EXERCISE DETAILS
Each of the records below must be reproduced verbatim.

============================================================

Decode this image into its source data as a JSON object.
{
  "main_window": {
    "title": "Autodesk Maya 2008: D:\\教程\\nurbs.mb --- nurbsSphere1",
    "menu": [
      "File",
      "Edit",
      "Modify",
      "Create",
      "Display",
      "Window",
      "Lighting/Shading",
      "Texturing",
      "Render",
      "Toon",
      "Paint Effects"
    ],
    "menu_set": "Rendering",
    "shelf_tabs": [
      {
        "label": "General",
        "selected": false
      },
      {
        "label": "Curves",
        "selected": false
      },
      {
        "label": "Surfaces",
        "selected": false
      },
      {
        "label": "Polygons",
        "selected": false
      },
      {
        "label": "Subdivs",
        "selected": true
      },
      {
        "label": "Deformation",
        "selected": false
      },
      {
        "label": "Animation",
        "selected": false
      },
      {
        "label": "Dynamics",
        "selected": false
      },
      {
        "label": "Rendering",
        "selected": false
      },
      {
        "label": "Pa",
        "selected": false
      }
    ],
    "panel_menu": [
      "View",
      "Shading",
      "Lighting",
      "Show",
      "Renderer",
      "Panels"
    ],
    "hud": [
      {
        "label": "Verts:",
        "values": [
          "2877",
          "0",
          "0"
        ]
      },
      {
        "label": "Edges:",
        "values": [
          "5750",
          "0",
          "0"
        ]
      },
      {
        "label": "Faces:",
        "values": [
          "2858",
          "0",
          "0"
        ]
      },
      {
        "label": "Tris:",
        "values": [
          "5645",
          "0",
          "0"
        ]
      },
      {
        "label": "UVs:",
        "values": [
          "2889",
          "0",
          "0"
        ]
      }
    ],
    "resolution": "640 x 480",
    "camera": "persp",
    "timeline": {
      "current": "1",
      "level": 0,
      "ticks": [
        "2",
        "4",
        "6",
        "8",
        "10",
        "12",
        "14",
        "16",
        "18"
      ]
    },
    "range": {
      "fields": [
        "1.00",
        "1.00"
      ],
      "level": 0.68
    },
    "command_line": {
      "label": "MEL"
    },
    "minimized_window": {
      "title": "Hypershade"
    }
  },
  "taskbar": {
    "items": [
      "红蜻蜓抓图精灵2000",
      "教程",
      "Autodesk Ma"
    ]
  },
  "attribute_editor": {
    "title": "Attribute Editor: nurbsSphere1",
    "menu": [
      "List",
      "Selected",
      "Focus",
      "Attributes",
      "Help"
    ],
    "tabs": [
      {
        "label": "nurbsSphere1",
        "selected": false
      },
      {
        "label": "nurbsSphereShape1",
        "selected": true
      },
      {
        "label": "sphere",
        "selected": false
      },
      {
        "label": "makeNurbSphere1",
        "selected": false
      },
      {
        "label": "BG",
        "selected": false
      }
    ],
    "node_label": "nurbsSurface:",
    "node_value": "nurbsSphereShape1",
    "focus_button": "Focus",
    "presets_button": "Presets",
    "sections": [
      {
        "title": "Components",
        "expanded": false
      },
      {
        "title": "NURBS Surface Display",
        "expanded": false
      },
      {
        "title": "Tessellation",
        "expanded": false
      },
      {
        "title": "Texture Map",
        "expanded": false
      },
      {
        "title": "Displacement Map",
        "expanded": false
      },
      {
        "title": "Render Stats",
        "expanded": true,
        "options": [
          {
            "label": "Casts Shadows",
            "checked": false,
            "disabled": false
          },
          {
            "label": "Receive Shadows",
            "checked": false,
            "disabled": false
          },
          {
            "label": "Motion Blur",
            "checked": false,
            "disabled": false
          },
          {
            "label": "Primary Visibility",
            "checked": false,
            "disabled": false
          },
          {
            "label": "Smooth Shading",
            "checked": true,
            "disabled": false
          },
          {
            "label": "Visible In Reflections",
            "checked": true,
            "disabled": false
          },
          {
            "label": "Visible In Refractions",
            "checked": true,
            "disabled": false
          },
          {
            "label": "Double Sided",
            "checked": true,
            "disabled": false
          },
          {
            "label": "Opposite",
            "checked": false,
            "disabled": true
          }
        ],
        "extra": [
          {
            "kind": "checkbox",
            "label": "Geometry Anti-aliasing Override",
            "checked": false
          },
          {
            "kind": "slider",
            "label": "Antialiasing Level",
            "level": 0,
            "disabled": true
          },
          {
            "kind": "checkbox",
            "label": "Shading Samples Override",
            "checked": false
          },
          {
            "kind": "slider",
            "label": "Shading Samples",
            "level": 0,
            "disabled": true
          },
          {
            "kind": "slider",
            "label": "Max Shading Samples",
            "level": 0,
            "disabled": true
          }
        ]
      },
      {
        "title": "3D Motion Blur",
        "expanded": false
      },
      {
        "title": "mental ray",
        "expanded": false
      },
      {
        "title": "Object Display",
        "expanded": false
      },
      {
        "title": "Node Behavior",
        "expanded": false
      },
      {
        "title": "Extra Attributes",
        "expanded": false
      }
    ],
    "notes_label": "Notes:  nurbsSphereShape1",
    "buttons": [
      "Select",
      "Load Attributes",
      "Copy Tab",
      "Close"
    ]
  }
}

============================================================

RESPONSE TO THE TASK
Decode this image into its source data as a JSON object.
{
  "main_window": {
    "title": "Autodesk Maya 2008: D:\\教程\\nurbs.mb --- nurbsSphere1",
    "menu": [
      "File",
      "Edit",
      "Modify",
      "Create",
      "Display",
      "Window",
      "Lighting/Shading",
      "Texturing",
      "Render",
      "Toon",
      "Paint Effects"
    ],
    "menu_set": "Rendering",
    "shelf_tabs": [
      {
        "label": "General",
        "selected": false
      },
      {
        "label": "Curves",
        "selected": false
      },
      {
        "label": "Surfaces",
        "selected": false
      },
      {
        "label": "Polygons",
        "selected": false
      },
      {
        "label": "Subdivs",
        "selected": true
      },
      {
        "label": "Deformation",
        "selected": false
      },
      {
        "label": "Animation",
        "selected": false
      },
      {
        "label": "Dynamics",
        "selected": false
      },
      {
        "label": "Rendering",
        "selected": false
      },
      {
        "label": "Pa",
        "selected": false
      }
    ],
    "panel_menu": [
      "View",
      "Shading",
      "Lighting",
      "Show",
      "Renderer",
      "Panels"
    ],
    "hud": [
      {
        "label": "Verts:",
        "values": [
          "2877",
          "0",
          "0"
        ]
      },
      {
        "label": "Edges:",
        "values": [
          "5750",
          "0",
          "0"
        ]
      },
      {
        "label": "Faces:",
        "values": [
          "2858",
          "0",
          "0"
        ]
      },
      {
        "label": "Tris:",
        "values": [
          "5645",
          "0",
          "0"
        ]
      },
      {
        "label": "UVs:",
        "values": [
          "2889",
          "0",
          "0"
        ]
      }
    ],
    "resolution": "640 x 480",
    "camera": "persp",
    "timeline": {
      "current": "1",
      "level": 0,
      "ticks": [
        "2",
        "4",
        "6",
        "8",
        "10",
        "12",
        "14",
        "16",
        "18"
      ]
    },
    "range": {
      "fields": [
        "1.00",
        "1.00"
      ],
      "level": 0.68
    },
    "command_line": {
      "label": "MEL"
    },
    "minimized_window": {
      "title": "Hypershade"
    }
  },
  "taskbar": {
    "items": [
      "红蜻蜓抓图精灵2000",
      "教程",
      "Autodesk Ma"
    ]
  },
  "attribute_editor": {
    "title": "Attribute Editor: nurbsSphere1",
    "menu": [
      "List",
      "Selected",
      "Focus",
      "Attributes",
      "Help"
    ],
    "tabs": [
      {
        "label": "nurbsSphere1",
        "selected": false
      },
      {
        "label": "nurbsSphereShape1",
        "selected": true
      },
      {
        "label": "sphere",
        "selected": false
      },
      {
        "label": "makeNurbSphere1",
        "selected": false
      },
      {
        "label": "BG",
        "selected": false
      }
    ],
    "node_label": "nurbsSurface:",
    "node_value": "nurbsSphereShape1",
    "focus_button": "Focus",
    "presets_button": "Presets",
    "sections": [
      {
        "title": "Components",
        "expanded": false
      },
      {
        "title": "NURBS Surface Display",
        "expanded": false
      },
      {
        "title": "Tessellation",
        "expanded": false
      },
      {
        "title": "Texture Map",
        "expanded": false
      },
      {
        "title": "Displacement Map",
        "expanded": false
      },
      {
        "title": "Render Stats",
        "expanded": true,
        "options": [
          {
            "label": "Casts Shadows",
            "checked": false,
            "disabled": false
          },
          {
            "label": "Receive Shadows",
            "checked": false,
            "disabled": false
          },
          {
            "label": "Motion Blur",
            "checked": false,
            "disabled": false
          },
          {
            "label": "Primary Visibility",
            "checked": false,
            "disabled": false
          },
          {
            "label": "Smooth Shading",
            "checked": true,
            "disabled": false
          },
          {
            "label": "Visible In Reflections",
            "checked": true,
            "disabled": false
          },
          {
            "label": "Visible In Refractions",
            "checked": true,
            "disabled": false
          },
          {
            "label": "Double Sided",
            "checked": true,
            "disabled": false
          },
          {
            "label": "Opposite",
            "checked": false,
            "disabled": true
          }
        ],
        "extra": [
          {
            "kind": "checkbox",
            "label": "Geometry Anti-aliasing Override",
            "checked": false
          },
          {
            "kind": "slider",
            "label": "Antialiasing Level",
            "level": 0,
            "disabled": true
          },
          {
            "kind": "checkbox",
            "label": "Shading Samples Override",
            "checked": false
          },
          {
            "kind": "slider",
            "label": "Shading Samples",
            "level": 0,
            "disabled": true
          },
          {
            "kind": "slider",
            "label": "Max Shading Samples",
            "level": 0,
            "disabled": true
          }
        ]
      },
      {
        "title": "3D Motion Blur",
        "expanded": false
      },
      {
        "title": "mental ray",
        "expanded": false
      },
      {
        "title": "Object Display",
        "expanded": false
      },
      {
        "title": "Node Behavior",
        "expanded": false
      },
      {
        "title": "Extra Attributes",
        "expanded": false
      }
    ],
    "notes_label": "Notes:  nurbsSphereShape1",
    "buttons": [
      "Select",
      "Load Attributes",
      "Copy Tab",
      "Close"
    ]
  }
}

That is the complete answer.